■ SUPPLIED RECORDS
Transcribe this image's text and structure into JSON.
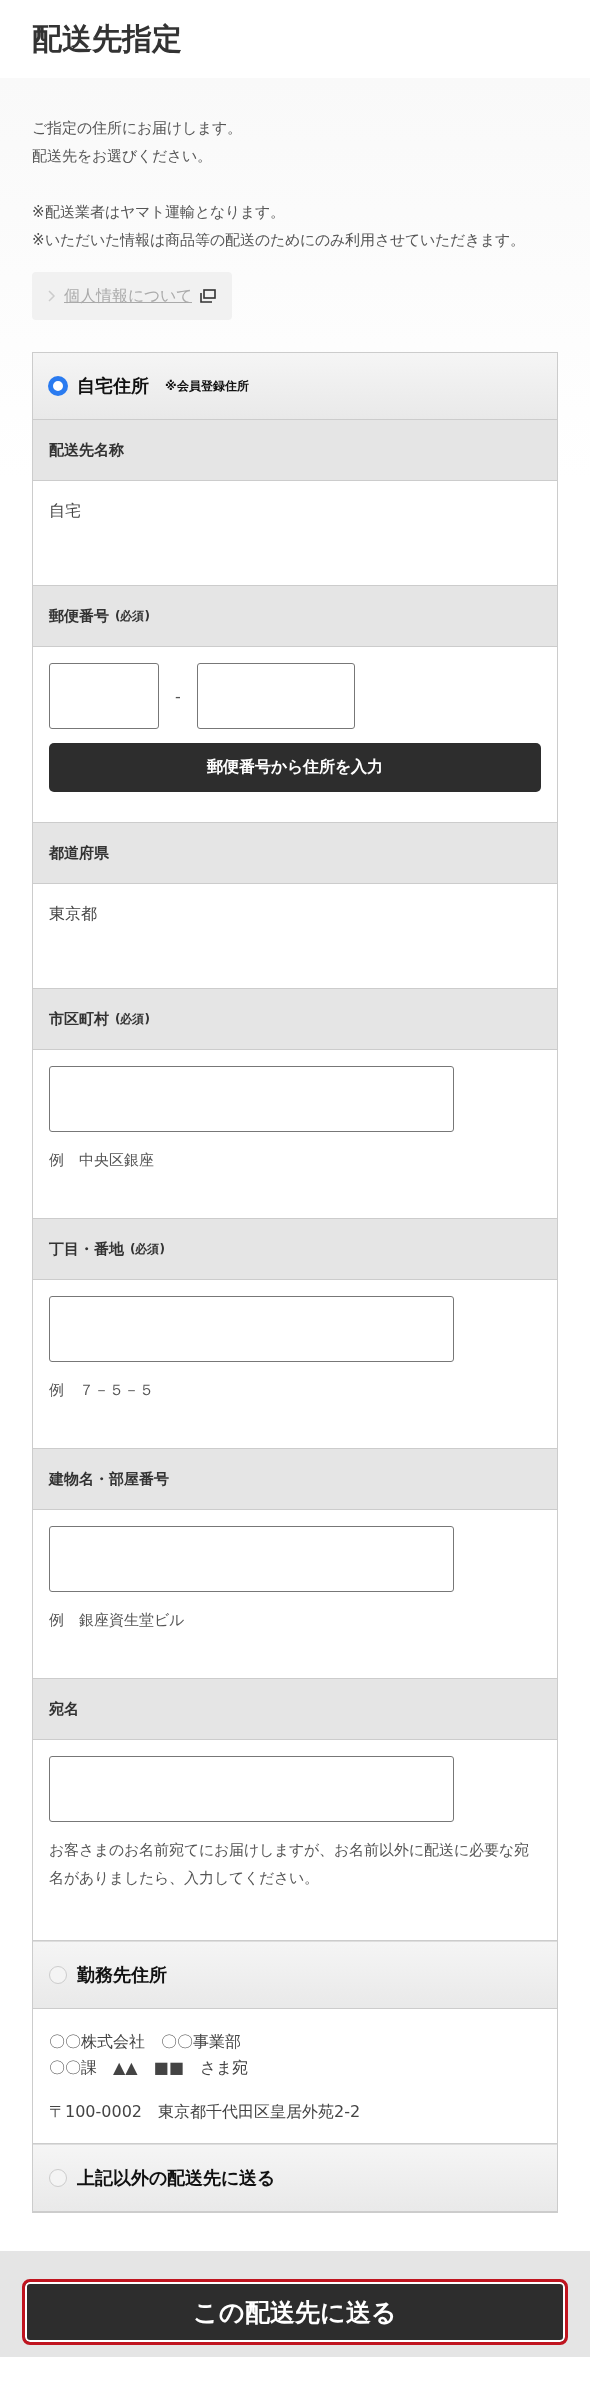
{
  "title": "配送先指定",
  "intro": [
    "ご指定の住所にお届けします。",
    "配送先をお選びください。"
  ],
  "notes": [
    "※配送業者はヤマト運輸となります。",
    "※いただいた情報は商品等の配送のためにのみ利用させていただきます。"
  ],
  "privacy_link": {
    "label": "個人情報について"
  },
  "options": [
    {
      "label": "自宅住所",
      "note": "※会員登録住所",
      "selected": true,
      "fields": [
        {
          "kind": "text",
          "label": "配送先名称",
          "value": "自宅"
        },
        {
          "kind": "postal",
          "label": "郵便番号",
          "required": "(必須)",
          "separator": "-",
          "button": "郵便番号から住所を入力"
        },
        {
          "kind": "text",
          "label": "都道府県",
          "value": "東京都"
        },
        {
          "kind": "input",
          "label": "市区町村",
          "required": "(必須)",
          "hint": "例　中央区銀座"
        },
        {
          "kind": "input",
          "label": "丁目・番地",
          "required": "(必須)",
          "hint": "例　７－５－５"
        },
        {
          "kind": "input",
          "label": "建物名・部屋番号",
          "hint": "例　銀座資生堂ビル"
        },
        {
          "kind": "input",
          "label": "宛名",
          "hint": "お客さまのお名前宛てにお届けしますが、お名前以外に配送に必要な宛名がありましたら、入力してください。"
        }
      ]
    },
    {
      "label": "勤務先住所",
      "selected": false,
      "address": [
        "〇〇株式会社　〇〇事業部",
        "〇〇課　▲▲　■■　さま宛"
      ],
      "postal_address": "〒100-0002　東京都千代田区皇居外苑2-2"
    },
    {
      "label": "上記以外の配送先に送る",
      "selected": false
    }
  ],
  "submit": "この配送先に送る"
}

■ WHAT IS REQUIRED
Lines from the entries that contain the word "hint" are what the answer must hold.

■ OUTPUT
          "hint": "例　中央区銀座"
          "hint": "例　７－５－５"
          "hint": "例　銀座資生堂ビル"
          "hint": "お客さまのお名前宛てにお届けしますが、お名前以外に配送に必要な宛名がありましたら、入力してください。"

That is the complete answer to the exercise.